-- YOUR OBJECTIVE --
Copy out, from the data below, each line in which the word "time" occurs.

################

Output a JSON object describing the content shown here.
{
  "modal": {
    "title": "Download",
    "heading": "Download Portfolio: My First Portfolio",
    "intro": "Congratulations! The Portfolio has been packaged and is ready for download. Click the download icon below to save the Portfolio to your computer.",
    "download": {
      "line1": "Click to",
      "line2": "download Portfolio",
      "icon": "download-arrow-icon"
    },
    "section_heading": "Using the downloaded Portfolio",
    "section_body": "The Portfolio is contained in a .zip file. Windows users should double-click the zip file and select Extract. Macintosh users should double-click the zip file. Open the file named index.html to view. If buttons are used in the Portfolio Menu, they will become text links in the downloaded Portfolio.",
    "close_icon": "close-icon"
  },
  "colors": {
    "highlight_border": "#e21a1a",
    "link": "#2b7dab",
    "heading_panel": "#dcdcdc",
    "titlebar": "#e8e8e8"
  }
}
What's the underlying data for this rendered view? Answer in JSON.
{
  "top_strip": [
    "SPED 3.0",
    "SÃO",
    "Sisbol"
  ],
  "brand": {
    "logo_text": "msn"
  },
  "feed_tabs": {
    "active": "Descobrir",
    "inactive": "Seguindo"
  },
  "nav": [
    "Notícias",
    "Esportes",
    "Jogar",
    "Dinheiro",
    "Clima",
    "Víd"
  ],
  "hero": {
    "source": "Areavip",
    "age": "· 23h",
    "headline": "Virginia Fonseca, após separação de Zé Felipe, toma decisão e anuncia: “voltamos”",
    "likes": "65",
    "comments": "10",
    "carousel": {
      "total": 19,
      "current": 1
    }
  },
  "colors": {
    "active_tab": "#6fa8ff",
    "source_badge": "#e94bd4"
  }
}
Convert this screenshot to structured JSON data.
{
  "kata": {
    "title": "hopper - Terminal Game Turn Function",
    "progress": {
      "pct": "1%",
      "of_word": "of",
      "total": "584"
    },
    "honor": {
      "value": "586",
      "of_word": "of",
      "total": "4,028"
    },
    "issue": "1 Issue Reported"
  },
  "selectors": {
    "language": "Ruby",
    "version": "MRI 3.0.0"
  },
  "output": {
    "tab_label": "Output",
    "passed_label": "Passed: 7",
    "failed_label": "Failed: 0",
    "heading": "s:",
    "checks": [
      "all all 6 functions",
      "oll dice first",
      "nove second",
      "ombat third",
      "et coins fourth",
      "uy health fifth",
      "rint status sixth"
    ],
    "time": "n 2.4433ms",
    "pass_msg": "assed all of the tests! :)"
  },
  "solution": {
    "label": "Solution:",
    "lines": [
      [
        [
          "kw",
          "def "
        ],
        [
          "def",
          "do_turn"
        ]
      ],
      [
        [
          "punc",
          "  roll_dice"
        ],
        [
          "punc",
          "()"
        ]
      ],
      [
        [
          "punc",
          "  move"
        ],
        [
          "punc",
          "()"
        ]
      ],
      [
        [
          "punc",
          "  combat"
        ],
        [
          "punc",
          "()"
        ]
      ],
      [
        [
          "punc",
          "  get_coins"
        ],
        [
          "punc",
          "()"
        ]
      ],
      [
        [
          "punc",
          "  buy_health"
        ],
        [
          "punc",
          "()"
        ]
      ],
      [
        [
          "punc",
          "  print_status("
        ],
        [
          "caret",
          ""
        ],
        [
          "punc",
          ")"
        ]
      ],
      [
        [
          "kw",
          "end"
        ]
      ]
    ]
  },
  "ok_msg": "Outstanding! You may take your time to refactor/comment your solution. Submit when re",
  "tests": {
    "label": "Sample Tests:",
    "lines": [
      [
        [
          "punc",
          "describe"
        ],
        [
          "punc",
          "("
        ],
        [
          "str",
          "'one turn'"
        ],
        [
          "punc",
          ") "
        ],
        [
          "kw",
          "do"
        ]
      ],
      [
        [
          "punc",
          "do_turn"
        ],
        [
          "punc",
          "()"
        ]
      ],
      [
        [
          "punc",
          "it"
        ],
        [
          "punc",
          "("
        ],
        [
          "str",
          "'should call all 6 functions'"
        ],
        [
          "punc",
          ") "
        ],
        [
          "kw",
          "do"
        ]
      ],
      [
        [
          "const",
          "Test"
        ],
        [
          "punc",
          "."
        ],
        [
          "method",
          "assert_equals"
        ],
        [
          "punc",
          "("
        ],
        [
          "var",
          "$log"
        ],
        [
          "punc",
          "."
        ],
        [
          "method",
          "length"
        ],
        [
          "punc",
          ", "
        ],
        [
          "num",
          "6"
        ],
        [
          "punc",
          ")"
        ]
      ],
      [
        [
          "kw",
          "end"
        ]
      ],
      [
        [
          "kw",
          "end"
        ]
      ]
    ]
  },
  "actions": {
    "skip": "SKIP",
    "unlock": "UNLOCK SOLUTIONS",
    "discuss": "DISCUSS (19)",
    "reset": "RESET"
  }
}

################

-- ANSWER SPACE --
    "time": "n 2.4433ms",
  "ok_msg": "Outstanding! You may take your time to refactor/comment your solution. Submit when re",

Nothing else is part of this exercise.